Buckle up! The United Nations has given us 11 years to save the world from climate breakdown, and as we enter the new decade, the motor industry is preparing to meet the challenges of the 2020’s. Of these, the most critical is adapting the industry to the standards and requirements needed to adapt to the threats of climate change. Several different measures being taken by leading manufacturers to create sustainable and profitable business models in the face of rapidly changing global circumstances.
Over time, the automotive industry has been one of the most responsible for climate change. Emissions from vehicles directly contribute to climate change. According to the European Environment Agency, despite Europe having the tightest emissions rules and standards, since 1990 Carbon Dioxide (CO2) emissions have slowly increased in the transport and automotive sector whilst they have decreased across every other sector – cars make up over 60% of these emissions.
As populations grow, so does demand for cars and therefore emission levels. The challenge becomes mass-producing desirable vehicles that don’t emit CO2 and move away from the traditional gasoline-consuming combustion engine. If countries are to stick to their commitments to lower CO2 emissions, then electric vehicles (EVs) are crucial.
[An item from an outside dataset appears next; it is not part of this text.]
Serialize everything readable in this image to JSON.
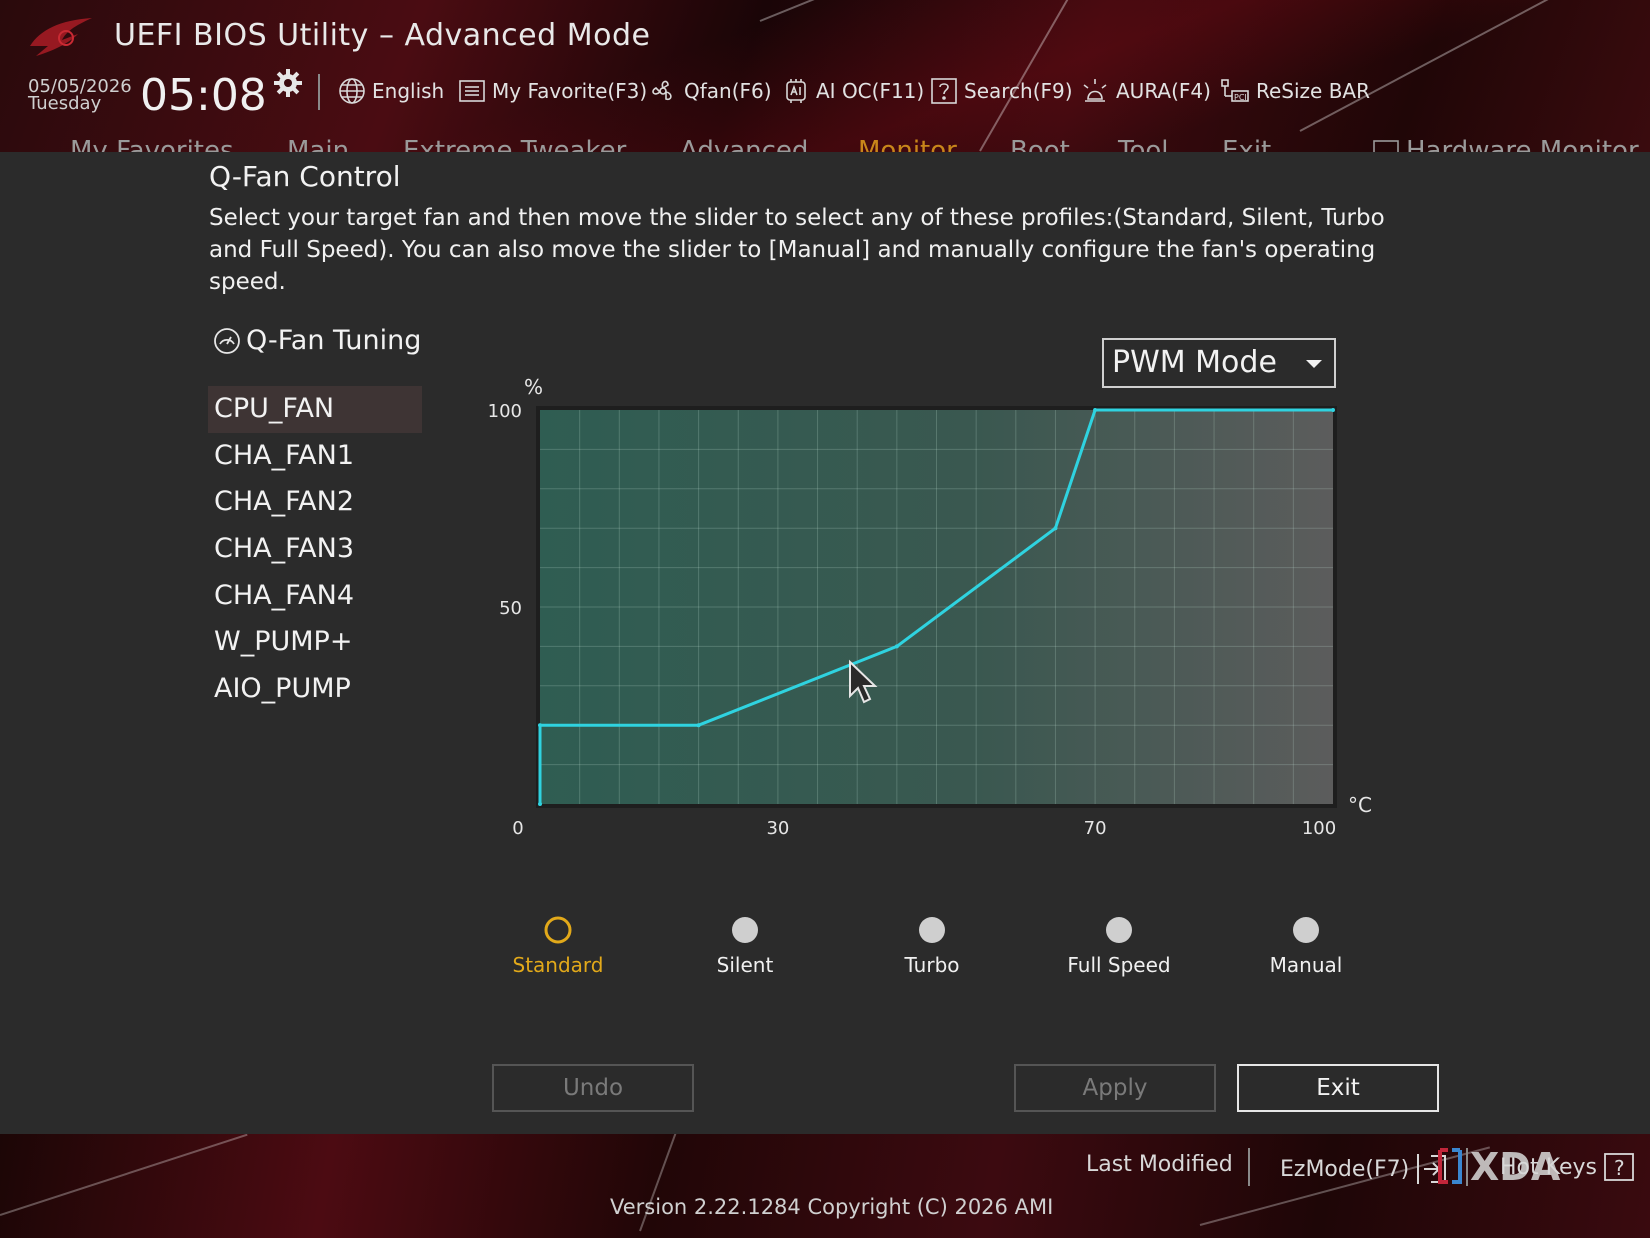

The demand is there. In 2016, the market share for EVs was 2% but is predicted to rise to 22% by 2030. In 2017, sales of battery-powered EVs rose 51% compared to 2016 in the EU. At 41% of global share, China represents the largest market – and the amount of EVs has been doubling every year since 2014. The two best selling EVs are currently the Nissan Leaf and the Tesla Model S, responsible for over 500,000 global sales in 2018 alone.
Additionally, mainstream manufacturers are responding with progressive manufacturing arrangements. Apart from big names like Tesla and Nissan, Hyundai has also announced that it is developing a new $40 billion platform – solely dedicated to EVs, whilst Kia has just invested £85m in the UK electric van startup, Arrival – valuing it at £3bn. Moreover; Honda, Citroen, Peugeot, Renault, Jaguar, SEAT, Skoda, Ford and Volkswagen all have EVs on the market.
Several challenges remain. Sound government policies to stimulate investment in public infrastructure is needed to make running and owning an EV more accessible. Since 2013, the installation of electric chargers increased from 0.5 to over 5 million in 2018. However, only 10% of these are publicly available and an even smaller 2.5% are fast charging. Additionally, EVs are not environmentally friendly if the electricity they are running on is produced by carbon intensive activities, such as burning coal and gas. As such, investment in country-wide green technology is needed to decarbonise national power grids and generate clean, renewable energy.
There is no doubt that the 2020s will see a boom in EVs and large overhaul of the automotive industry. As advancements in Science and Technology are achieved, more efficient batteries will be developed, production costs will lower and EVs will become even cleaner and cheaper to run. It is predicted that in just 2 years – by 2022 – electric cars will be cheaper to own than conventional cars. Are we finally saying goodbye to the combustion engine of the past and hello to the hybrid engines and hydrogen fuel cells of the future?
16th of January 2020